* [REQUIRED ACTION]: All of the entries must be duplicated exactly.

..........

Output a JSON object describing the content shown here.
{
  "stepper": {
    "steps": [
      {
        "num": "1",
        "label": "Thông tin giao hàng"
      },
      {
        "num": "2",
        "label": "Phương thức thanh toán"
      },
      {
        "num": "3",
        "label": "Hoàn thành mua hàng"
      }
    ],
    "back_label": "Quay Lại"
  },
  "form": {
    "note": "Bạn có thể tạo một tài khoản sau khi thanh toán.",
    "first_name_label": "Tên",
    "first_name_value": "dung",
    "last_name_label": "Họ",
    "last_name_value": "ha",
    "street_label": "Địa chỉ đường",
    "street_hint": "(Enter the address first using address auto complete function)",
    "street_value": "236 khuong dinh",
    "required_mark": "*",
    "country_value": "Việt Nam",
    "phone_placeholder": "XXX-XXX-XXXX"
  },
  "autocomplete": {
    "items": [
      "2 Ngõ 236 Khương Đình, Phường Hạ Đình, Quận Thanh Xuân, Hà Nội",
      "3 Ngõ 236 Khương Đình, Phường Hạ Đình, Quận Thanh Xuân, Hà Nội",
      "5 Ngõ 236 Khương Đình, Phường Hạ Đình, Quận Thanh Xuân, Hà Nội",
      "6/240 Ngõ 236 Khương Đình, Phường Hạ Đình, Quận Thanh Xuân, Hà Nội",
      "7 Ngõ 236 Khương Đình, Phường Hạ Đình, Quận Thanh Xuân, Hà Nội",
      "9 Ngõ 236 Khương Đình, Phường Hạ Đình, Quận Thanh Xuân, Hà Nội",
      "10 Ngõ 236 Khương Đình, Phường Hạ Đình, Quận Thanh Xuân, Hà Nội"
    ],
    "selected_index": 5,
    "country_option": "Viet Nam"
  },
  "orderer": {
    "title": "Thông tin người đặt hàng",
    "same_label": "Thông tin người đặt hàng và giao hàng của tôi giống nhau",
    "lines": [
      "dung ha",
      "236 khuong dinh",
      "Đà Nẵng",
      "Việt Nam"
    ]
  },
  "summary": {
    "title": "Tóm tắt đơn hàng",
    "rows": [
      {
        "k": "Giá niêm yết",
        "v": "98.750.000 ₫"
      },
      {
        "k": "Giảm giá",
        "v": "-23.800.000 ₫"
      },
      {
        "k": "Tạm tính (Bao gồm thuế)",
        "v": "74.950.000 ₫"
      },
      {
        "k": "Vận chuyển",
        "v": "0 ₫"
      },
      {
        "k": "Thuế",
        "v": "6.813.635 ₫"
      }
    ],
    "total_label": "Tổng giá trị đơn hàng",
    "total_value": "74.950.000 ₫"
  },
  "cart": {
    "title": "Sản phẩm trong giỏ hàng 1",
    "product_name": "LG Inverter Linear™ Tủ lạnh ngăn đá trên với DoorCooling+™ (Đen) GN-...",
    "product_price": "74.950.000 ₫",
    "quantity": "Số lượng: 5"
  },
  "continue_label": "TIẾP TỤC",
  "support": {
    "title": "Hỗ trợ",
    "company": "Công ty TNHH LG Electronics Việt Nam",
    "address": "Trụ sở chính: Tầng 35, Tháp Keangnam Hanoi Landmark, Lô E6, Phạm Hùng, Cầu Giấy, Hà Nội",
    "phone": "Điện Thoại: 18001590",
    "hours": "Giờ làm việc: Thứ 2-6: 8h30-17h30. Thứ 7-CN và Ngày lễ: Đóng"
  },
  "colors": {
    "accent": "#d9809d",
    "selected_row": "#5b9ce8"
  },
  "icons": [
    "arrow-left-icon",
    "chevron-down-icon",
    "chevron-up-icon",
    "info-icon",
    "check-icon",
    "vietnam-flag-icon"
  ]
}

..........

* [RESULT OF THIS TASK]:
Output a JSON object describing the content shown here.
{
  "stepper": {
    "steps": [
      {
        "num": "1",
        "label": "Thông tin giao hàng"
      },
      {
        "num": "2",
        "label": "Phương thức thanh toán"
      },
      {
        "num": "3",
        "label": "Hoàn thành mua hàng"
      }
    ],
    "back_label": "Quay Lại"
  },
  "form": {
    "note": "Bạn có thể tạo một tài khoản sau khi thanh toán.",
    "first_name_label": "Tên",
    "first_name_value": "dung",
    "last_name_label": "Họ",
    "last_name_value": "ha",
    "street_label": "Địa chỉ đường",
    "street_hint": "(Enter the address first using address auto complete function)",
    "street_value": "236 khuong dinh",
    "required_mark": "*",
    "country_value": "Việt Nam",
    "phone_placeholder": "XXX-XXX-XXXX"
  },
  "autocomplete": {
    "items": [
      "2 Ngõ 236 Khương Đình, Phường Hạ Đình, Quận Thanh Xuân, Hà Nội",
      "3 Ngõ 236 Khương Đình, Phường Hạ Đình, Quận Thanh Xuân, Hà Nội",
      "5 Ngõ 236 Khương Đình, Phường Hạ Đình, Quận Thanh Xuân, Hà Nội",
      "6/240 Ngõ 236 Khương Đình, Phường Hạ Đình, Quận Thanh Xuân, Hà Nội",
      "7 Ngõ 236 Khương Đình, Phường Hạ Đình, Quận Thanh Xuân, Hà Nội",
      "9 Ngõ 236 Khương Đình, Phường Hạ Đình, Quận Thanh Xuân, Hà Nội",
      "10 Ngõ 236 Khương Đình, Phường Hạ Đình, Quận Thanh Xuân, Hà Nội"
    ],
    "selected_index": 5,
    "country_option": "Viet Nam"
  },
  "orderer": {
    "title": "Thông tin người đặt hàng",
    "same_label": "Thông tin người đặt hàng và giao hàng của tôi giống nhau",
    "lines": [
      "dung ha",
      "236 khuong dinh",
      "Đà Nẵng",
      "Việt Nam"
    ]
  },
  "summary": {
    "title": "Tóm tắt đơn hàng",
    "rows": [
      {
        "k": "Giá niêm yết",
        "v": "98.750.000 ₫"
      },
      {
        "k": "Giảm giá",
        "v": "-23.800.000 ₫"
      },
      {
        "k": "Tạm tính (Bao gồm thuế)",
        "v": "74.950.000 ₫"
      },
      {
        "k": "Vận chuyển",
        "v": "0 ₫"
      },
      {
        "k": "Thuế",
        "v": "6.813.635 ₫"
      }
    ],
    "total_label": "Tổng giá trị đơn hàng",
    "total_value": "74.950.000 ₫"
  },
  "cart": {
    "title": "Sản phẩm trong giỏ hàng 1",
    "product_name": "LG Inverter Linear™ Tủ lạnh ngăn đá trên với DoorCooling+™ (Đen) GN-...",
    "product_price": "74.950.000 ₫",
    "quantity": "Số lượng: 5"
  },
  "continue_label": "TIẾP TỤC",
  "support": {
    "title": "Hỗ trợ",
    "company": "Công ty TNHH LG Electronics Việt Nam",
    "address": "Trụ sở chính: Tầng 35, Tháp Keangnam Hanoi Landmark, Lô E6, Phạm Hùng, Cầu Giấy, Hà Nội",
    "phone": "Điện Thoại: 18001590",
    "hours": "Giờ làm việc: Thứ 2-6: 8h30-17h30. Thứ 7-CN và Ngày lễ: Đóng"
  },
  "colors": {
    "accent": "#d9809d",
    "selected_row": "#5b9ce8"
  },
  "icons": [
    "arrow-left-icon",
    "chevron-down-icon",
    "chevron-up-icon",
    "info-icon",
    "check-icon",
    "vietnam-flag-icon"
  ]
}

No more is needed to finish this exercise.